**What you have to do:**
In the listing below, tally each line that contains "View". Reply with the total only.

Dataset entries START

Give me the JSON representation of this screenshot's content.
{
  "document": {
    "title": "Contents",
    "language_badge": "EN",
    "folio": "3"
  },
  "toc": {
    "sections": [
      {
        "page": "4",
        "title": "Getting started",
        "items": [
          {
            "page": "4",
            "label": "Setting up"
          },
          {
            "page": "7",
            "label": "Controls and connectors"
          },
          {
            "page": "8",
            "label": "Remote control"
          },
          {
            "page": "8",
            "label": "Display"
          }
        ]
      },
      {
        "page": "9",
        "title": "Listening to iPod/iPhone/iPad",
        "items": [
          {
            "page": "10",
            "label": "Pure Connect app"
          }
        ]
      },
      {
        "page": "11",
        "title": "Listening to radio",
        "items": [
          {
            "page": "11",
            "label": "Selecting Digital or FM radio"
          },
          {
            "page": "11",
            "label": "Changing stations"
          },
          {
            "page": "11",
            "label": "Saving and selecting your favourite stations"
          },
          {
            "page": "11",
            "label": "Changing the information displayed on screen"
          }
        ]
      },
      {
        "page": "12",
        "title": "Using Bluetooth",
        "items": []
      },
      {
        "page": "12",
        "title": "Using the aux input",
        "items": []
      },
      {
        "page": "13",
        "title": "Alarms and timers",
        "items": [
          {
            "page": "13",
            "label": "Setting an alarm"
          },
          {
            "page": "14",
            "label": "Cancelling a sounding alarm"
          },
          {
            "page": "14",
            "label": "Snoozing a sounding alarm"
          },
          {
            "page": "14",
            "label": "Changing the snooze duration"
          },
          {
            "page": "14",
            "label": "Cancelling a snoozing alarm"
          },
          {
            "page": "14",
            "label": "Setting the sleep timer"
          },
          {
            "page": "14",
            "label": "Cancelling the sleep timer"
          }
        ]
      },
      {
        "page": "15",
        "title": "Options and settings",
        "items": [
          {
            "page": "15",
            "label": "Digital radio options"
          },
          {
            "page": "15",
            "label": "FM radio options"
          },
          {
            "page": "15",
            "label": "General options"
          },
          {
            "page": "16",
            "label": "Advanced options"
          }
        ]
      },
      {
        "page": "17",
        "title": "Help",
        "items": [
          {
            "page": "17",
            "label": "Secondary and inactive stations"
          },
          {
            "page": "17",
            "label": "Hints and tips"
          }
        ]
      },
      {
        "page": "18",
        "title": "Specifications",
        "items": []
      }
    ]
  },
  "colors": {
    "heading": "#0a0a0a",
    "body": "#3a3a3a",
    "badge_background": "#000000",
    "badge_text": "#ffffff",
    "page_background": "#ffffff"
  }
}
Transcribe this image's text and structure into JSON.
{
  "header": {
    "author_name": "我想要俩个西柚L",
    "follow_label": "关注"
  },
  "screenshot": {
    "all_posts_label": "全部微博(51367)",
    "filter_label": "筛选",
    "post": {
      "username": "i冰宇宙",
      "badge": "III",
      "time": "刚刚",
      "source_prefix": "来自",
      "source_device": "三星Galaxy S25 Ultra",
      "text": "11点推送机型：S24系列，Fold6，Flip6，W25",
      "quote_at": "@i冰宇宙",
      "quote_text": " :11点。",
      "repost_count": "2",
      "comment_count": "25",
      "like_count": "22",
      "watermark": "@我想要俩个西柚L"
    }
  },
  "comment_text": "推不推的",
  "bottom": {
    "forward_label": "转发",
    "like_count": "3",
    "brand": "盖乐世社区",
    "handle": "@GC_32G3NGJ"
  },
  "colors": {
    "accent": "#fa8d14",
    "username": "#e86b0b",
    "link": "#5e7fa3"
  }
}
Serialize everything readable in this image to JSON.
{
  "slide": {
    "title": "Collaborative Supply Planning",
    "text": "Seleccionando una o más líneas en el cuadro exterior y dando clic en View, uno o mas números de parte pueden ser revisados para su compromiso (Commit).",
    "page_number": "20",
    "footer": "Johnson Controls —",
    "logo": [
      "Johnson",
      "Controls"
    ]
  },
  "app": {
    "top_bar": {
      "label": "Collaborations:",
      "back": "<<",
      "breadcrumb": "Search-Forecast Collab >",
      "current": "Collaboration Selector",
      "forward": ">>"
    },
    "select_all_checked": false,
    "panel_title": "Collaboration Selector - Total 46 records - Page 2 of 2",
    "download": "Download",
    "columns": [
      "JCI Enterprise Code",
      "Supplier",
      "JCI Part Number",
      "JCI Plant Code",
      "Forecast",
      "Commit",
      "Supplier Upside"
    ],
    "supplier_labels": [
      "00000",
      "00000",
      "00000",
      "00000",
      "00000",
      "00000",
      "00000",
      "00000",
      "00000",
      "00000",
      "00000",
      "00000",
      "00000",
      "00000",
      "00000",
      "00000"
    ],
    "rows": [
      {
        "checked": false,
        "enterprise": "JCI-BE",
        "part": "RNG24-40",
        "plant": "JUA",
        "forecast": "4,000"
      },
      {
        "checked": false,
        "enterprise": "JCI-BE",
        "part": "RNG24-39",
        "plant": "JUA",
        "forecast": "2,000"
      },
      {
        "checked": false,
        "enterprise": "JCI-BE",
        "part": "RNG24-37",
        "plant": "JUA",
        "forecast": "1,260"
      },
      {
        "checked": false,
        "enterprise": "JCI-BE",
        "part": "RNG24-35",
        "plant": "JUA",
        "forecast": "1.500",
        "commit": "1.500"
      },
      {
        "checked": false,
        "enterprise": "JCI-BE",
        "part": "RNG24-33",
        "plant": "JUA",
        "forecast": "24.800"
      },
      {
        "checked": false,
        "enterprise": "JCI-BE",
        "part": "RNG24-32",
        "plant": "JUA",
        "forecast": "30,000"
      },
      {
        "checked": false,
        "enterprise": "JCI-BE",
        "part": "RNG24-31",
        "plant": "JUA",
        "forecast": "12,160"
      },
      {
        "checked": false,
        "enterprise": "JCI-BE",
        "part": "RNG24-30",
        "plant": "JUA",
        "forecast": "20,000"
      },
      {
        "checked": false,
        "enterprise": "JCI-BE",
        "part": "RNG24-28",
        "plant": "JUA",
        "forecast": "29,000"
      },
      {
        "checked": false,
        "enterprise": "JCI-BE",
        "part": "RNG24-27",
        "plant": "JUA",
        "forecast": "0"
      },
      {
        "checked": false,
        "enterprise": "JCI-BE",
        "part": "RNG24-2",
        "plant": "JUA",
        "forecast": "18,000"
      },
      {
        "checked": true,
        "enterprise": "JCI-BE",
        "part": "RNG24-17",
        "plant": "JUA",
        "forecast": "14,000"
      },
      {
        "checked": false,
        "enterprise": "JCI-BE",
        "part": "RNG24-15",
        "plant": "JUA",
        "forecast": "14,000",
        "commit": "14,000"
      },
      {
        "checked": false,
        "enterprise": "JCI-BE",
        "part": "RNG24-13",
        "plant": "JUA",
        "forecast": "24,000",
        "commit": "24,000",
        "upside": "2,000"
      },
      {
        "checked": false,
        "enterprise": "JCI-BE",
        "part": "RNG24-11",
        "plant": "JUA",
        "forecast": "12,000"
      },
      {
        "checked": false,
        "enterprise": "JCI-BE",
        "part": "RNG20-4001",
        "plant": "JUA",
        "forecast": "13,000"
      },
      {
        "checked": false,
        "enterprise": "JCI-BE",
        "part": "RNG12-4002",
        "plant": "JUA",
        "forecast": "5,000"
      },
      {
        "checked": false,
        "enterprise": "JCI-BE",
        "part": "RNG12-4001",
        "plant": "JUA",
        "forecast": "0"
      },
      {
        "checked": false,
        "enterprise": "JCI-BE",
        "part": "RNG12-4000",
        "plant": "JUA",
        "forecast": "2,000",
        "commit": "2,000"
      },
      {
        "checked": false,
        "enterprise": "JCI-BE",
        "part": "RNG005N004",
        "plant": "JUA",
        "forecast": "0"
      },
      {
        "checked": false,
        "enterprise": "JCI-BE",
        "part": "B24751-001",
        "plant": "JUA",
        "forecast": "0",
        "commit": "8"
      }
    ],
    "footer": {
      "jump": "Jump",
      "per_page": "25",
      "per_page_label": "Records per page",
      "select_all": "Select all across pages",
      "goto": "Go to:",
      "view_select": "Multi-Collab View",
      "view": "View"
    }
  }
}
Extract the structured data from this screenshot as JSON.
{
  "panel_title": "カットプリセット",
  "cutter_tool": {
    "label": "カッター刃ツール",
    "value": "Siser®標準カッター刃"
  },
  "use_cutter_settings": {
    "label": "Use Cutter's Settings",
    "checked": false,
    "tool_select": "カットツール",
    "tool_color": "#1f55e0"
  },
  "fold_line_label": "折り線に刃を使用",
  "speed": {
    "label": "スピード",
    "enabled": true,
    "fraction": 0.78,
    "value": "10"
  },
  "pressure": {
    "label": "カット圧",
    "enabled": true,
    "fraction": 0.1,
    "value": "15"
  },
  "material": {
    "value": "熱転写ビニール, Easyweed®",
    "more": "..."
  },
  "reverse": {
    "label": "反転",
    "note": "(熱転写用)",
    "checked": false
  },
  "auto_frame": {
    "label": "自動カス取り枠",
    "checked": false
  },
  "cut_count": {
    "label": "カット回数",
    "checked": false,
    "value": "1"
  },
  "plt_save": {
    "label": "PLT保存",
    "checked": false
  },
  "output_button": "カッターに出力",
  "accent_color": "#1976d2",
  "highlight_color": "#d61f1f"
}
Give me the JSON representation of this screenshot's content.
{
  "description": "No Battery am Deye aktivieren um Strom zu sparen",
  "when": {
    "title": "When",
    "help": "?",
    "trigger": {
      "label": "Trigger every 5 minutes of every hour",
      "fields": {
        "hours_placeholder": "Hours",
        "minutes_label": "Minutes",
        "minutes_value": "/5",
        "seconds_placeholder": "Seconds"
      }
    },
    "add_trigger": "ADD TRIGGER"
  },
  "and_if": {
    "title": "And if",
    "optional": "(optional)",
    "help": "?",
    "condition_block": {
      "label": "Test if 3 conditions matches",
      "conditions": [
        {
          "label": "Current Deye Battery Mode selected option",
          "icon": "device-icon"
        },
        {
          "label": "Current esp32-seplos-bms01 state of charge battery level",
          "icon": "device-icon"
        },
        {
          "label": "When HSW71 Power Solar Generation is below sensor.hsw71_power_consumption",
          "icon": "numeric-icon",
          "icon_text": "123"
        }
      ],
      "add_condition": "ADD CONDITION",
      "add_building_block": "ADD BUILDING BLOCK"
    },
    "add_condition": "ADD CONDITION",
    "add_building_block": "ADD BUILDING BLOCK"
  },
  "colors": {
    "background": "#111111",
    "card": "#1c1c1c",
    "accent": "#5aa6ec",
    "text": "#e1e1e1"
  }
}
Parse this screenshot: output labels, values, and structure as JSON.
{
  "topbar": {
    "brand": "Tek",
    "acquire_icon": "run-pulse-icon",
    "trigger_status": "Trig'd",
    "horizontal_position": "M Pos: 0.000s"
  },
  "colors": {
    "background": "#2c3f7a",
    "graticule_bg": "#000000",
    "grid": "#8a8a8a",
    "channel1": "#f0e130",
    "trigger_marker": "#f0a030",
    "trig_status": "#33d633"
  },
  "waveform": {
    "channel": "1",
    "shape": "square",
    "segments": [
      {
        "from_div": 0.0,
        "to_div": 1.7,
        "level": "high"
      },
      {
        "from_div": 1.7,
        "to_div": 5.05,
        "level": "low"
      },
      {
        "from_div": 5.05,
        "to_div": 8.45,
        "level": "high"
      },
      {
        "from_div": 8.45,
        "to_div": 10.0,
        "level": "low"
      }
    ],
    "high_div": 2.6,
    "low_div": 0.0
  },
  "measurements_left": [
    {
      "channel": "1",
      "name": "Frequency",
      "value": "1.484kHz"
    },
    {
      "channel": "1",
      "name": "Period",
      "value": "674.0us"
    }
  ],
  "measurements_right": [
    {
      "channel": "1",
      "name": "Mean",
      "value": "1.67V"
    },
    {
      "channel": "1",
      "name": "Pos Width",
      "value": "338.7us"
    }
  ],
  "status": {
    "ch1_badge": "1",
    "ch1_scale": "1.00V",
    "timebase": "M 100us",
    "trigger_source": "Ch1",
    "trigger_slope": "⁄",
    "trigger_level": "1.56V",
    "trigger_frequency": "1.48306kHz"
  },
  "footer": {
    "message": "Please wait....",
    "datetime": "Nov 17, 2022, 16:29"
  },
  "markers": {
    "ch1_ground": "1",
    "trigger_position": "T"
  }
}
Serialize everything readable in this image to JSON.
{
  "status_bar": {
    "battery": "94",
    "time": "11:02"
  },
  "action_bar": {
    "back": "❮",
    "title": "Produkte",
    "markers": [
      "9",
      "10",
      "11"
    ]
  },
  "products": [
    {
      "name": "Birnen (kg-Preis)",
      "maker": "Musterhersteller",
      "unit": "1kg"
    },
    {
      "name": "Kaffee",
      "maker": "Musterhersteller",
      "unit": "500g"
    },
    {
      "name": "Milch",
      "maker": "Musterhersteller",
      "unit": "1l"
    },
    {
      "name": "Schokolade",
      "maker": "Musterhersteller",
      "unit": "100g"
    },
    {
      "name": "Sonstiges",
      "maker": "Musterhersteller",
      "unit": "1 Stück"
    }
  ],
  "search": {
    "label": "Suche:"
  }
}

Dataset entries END

**Response to the exercise:**
3